_WORK TO COMPLETE_:
Begin at the line containing "Decode this image" and restate it and each line after it exactly, up to and including the last line below. Leave pictures out.

_INFORMATION SHOWN_:
* * * *

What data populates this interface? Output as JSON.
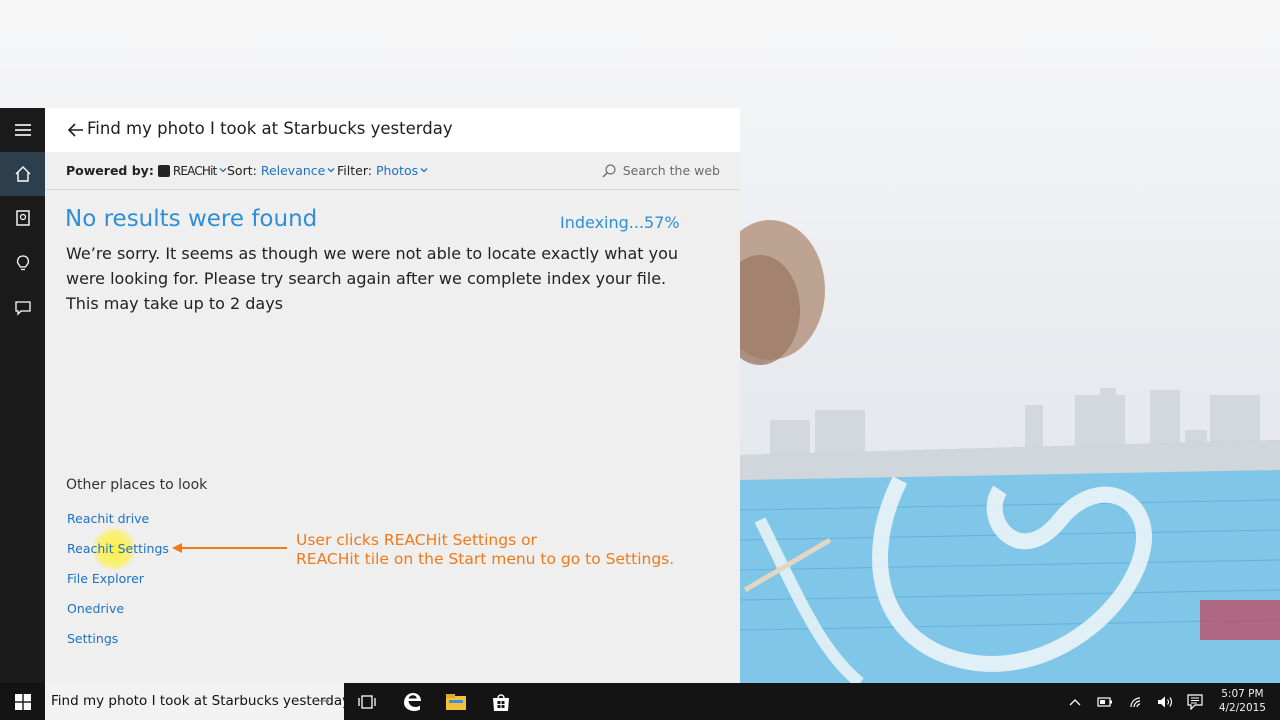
{
  "window": {
    "query_title": "Find my photo I took at Starbucks yesterday"
  },
  "rail": {
    "items": [
      "hamburger-menu-icon",
      "home-icon",
      "notebook-icon",
      "lightbulb-icon",
      "feedback-icon"
    ]
  },
  "toolbar": {
    "powered_label": "Powered by:",
    "brand": "REACHit",
    "sort_label": "Sort:",
    "sort_value": "Relevance",
    "filter_label": "Filter:",
    "filter_value": "Photos",
    "search_web_placeholder": "Search the web"
  },
  "results": {
    "heading": "No results were found",
    "indexing_status": "Indexing...57%",
    "message": "We’re sorry. It seems as though we were not able to locate exactly what you were looking for. Please try search again after we complete index your file. This may take up to 2 days"
  },
  "other_places": {
    "heading": "Other places to look",
    "links": [
      "Reachit drive",
      "Reachit Settings",
      "File Explorer",
      "Onedrive",
      "Settings"
    ]
  },
  "annotation": {
    "line1": "User clicks REACHit Settings or",
    "line2": "REACHit tile on the Start menu to go to Settings."
  },
  "taskbar": {
    "search_text": "Find my photo I took at Starbucks yesterday",
    "search_arrow": "→",
    "time": "5:07 PM",
    "date": "4/2/2015"
  },
  "colors": {
    "accent": "#2f8fd6",
    "link": "#1e72c2",
    "annotation": "#ef7a1a",
    "rail": "#1b1b1b",
    "taskbar": "#141414"
  }
}
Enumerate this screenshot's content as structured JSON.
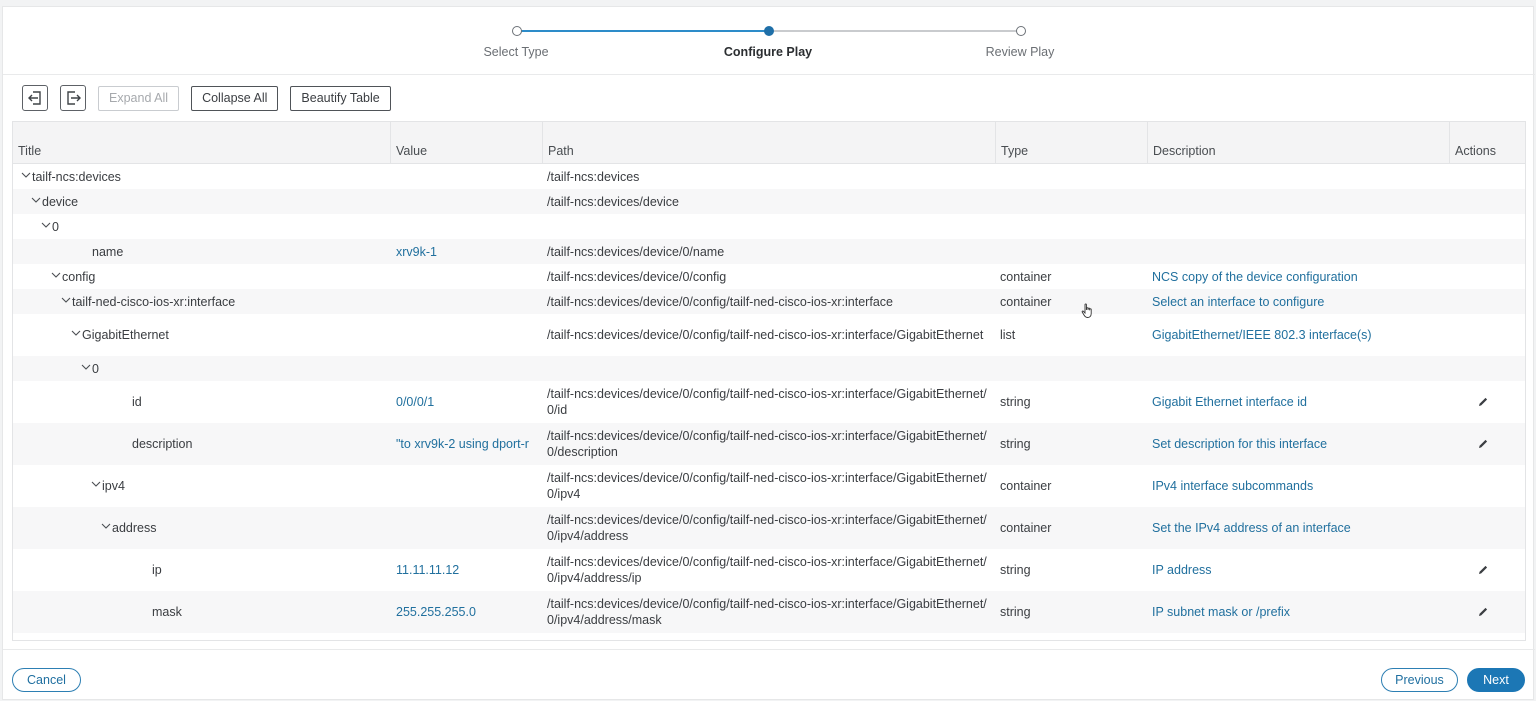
{
  "stepper": {
    "steps": [
      {
        "label": "Select Type",
        "state": "done"
      },
      {
        "label": "Configure Play",
        "state": "active"
      },
      {
        "label": "Review Play",
        "state": "pending"
      }
    ]
  },
  "toolbar": {
    "import_icon": "import-icon",
    "export_icon": "export-icon",
    "expand_all": "Expand All",
    "collapse_all": "Collapse All",
    "beautify_table": "Beautify Table"
  },
  "table": {
    "columns": [
      "Title",
      "Value",
      "Path",
      "Type",
      "Description",
      "Actions"
    ],
    "rows": [
      {
        "title": "tailf-ncs:devices",
        "value": "",
        "path": "/tailf-ncs:devices",
        "type": "",
        "description": "",
        "depth": 0,
        "expandable": true,
        "editable": false
      },
      {
        "title": "device",
        "value": "",
        "path": "/tailf-ncs:devices/device",
        "type": "",
        "description": "",
        "depth": 1,
        "expandable": true,
        "editable": false
      },
      {
        "title": "0",
        "value": "",
        "path": "",
        "type": "",
        "description": "",
        "depth": 2,
        "expandable": true,
        "editable": false
      },
      {
        "title": "name",
        "value": "xrv9k-1",
        "path": "/tailf-ncs:devices/device/0/name",
        "type": "",
        "description": "",
        "depth": 3,
        "expandable": false,
        "editable": false
      },
      {
        "title": "config",
        "value": "",
        "path": "/tailf-ncs:devices/device/0/config",
        "type": "container",
        "description": "NCS copy of the device configuration",
        "depth": 3,
        "expandable": true,
        "editable": false
      },
      {
        "title": "tailf-ned-cisco-ios-xr:interface",
        "value": "",
        "path": "/tailf-ncs:devices/device/0/config/tailf-ned-cisco-ios-xr:interface",
        "type": "container",
        "description": "Select an interface to configure",
        "depth": 4,
        "expandable": true,
        "editable": false
      },
      {
        "title": "GigabitEthernet",
        "value": "",
        "path": "/tailf-ncs:devices/device/0/config/tailf-ned-cisco-ios-xr:interface/GigabitEthernet",
        "type": "list",
        "description": "GigabitEthernet/IEEE 802.3 interface(s)",
        "depth": 5,
        "expandable": true,
        "editable": false
      },
      {
        "title": "0",
        "value": "",
        "path": "",
        "type": "",
        "description": "",
        "depth": 6,
        "expandable": true,
        "editable": false
      },
      {
        "title": "id",
        "value": "0/0/0/1",
        "path": "/tailf-ncs:devices/device/0/config/tailf-ned-cisco-ios-xr:interface/GigabitEthernet/0/id",
        "type": "string",
        "description": "Gigabit Ethernet interface id",
        "depth": 7,
        "expandable": false,
        "editable": true
      },
      {
        "title": "description",
        "value": "\"to xrv9k-2 using dport-r",
        "path": "/tailf-ncs:devices/device/0/config/tailf-ned-cisco-ios-xr:interface/GigabitEthernet/0/description",
        "type": "string",
        "description": "Set description for this interface",
        "depth": 7,
        "expandable": false,
        "editable": true
      },
      {
        "title": "ipv4",
        "value": "",
        "path": "/tailf-ncs:devices/device/0/config/tailf-ned-cisco-ios-xr:interface/GigabitEthernet/0/ipv4",
        "type": "container",
        "description": "IPv4 interface subcommands",
        "depth": 7,
        "expandable": true,
        "editable": false
      },
      {
        "title": "address",
        "value": "",
        "path": "/tailf-ncs:devices/device/0/config/tailf-ned-cisco-ios-xr:interface/GigabitEthernet/0/ipv4/address",
        "type": "container",
        "description": "Set the IPv4 address of an interface",
        "depth": 8,
        "expandable": true,
        "editable": false
      },
      {
        "title": "ip",
        "value": "11.11.11.12",
        "path": "/tailf-ncs:devices/device/0/config/tailf-ned-cisco-ios-xr:interface/GigabitEthernet/0/ipv4/address/ip",
        "type": "string",
        "description": "IP address",
        "depth": 9,
        "expandable": false,
        "editable": true
      },
      {
        "title": "mask",
        "value": "255.255.255.0",
        "path": "/tailf-ncs:devices/device/0/config/tailf-ned-cisco-ios-xr:interface/GigabitEthernet/0/ipv4/address/mask",
        "type": "string",
        "description": "IP subnet mask or /prefix",
        "depth": 9,
        "expandable": false,
        "editable": true
      }
    ]
  },
  "footer": {
    "cancel": "Cancel",
    "previous": "Previous",
    "next": "Next"
  },
  "colors": {
    "accent": "#1c77b5",
    "link": "#21709e"
  }
}
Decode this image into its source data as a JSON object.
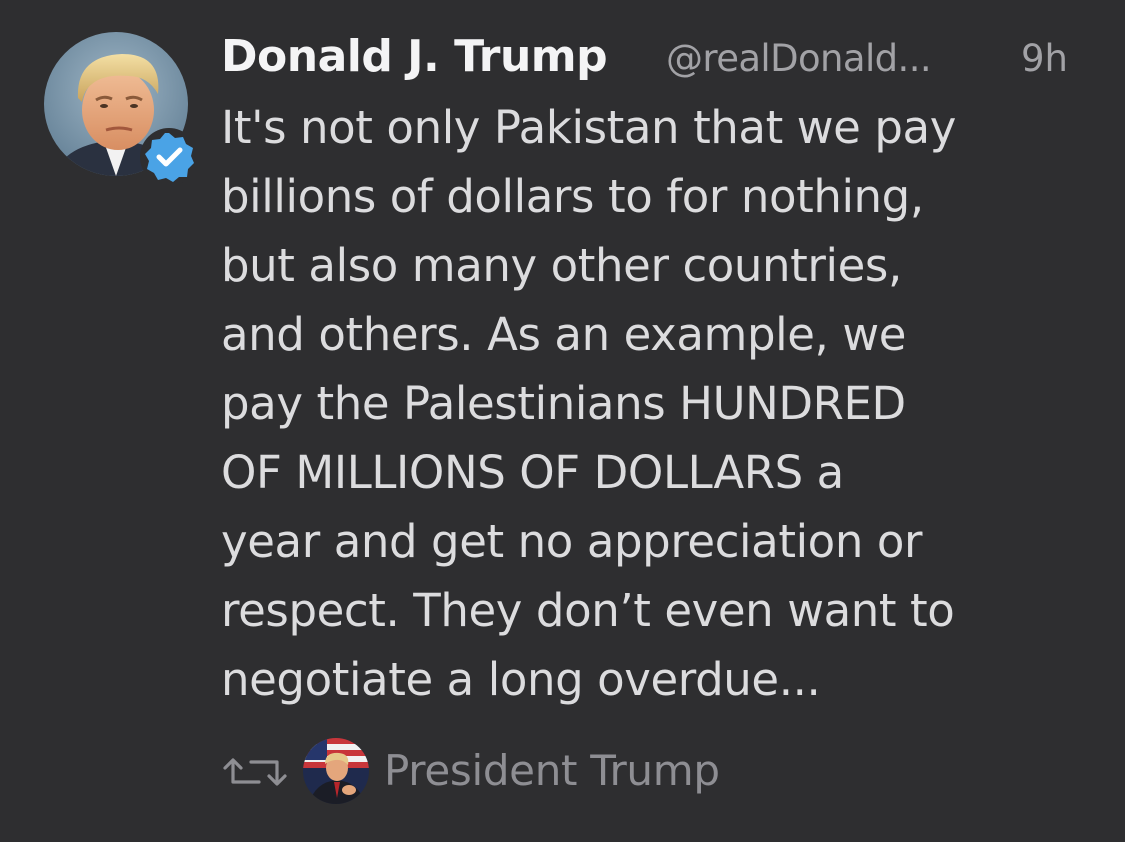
{
  "tweet": {
    "display_name": "Donald J. Trump",
    "handle": "@realDonald...",
    "time": "9h",
    "verified": true,
    "avatar_icon": "profile-photo",
    "body_lines": [
      "It's not only Pakistan that we pay",
      "billions of dollars to for nothing,",
      "but also many other countries,",
      "and others. As an example, we",
      "pay the Palestinians HUNDRED",
      "OF MILLIONS OF DOLLARS a",
      "year and get no appreciation or",
      "respect. They don’t even want to",
      "negotiate a long overdue..."
    ]
  },
  "retweet": {
    "icon": "retweet-icon",
    "retweeter_name": "President Trump",
    "retweeter_avatar_icon": "retweeter-photo"
  },
  "colors": {
    "background": "#2e2e30",
    "name_text": "#f4f4f5",
    "body_text": "#dcdcde",
    "secondary_text": "#a2a2a6",
    "verified_badge": "#4aa3e6"
  }
}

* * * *

_RESULT_:
Decode this image into its source data as a JSON object.
{
  "tweet": {
    "display_name": "Donald J. Trump",
    "handle": "@realDonald...",
    "time": "9h",
    "verified": true,
    "avatar_icon": "profile-photo",
    "body_lines": [
      "It's not only Pakistan that we pay",
      "billions of dollars to for nothing,",
      "but also many other countries,",
      "and others. As an example, we",
      "pay the Palestinians HUNDRED",
      "OF MILLIONS OF DOLLARS a",
      "year and get no appreciation or",
      "respect. They don’t even want to",
      "negotiate a long overdue..."
    ]
  },
  "retweet": {
    "icon": "retweet-icon",
    "retweeter_name": "President Trump",
    "retweeter_avatar_icon": "retweeter-photo"
  },
  "colors": {
    "background": "#2e2e30",
    "name_text": "#f4f4f5",
    "body_text": "#dcdcde",
    "secondary_text": "#a2a2a6",
    "verified_badge": "#4aa3e6"
  }
}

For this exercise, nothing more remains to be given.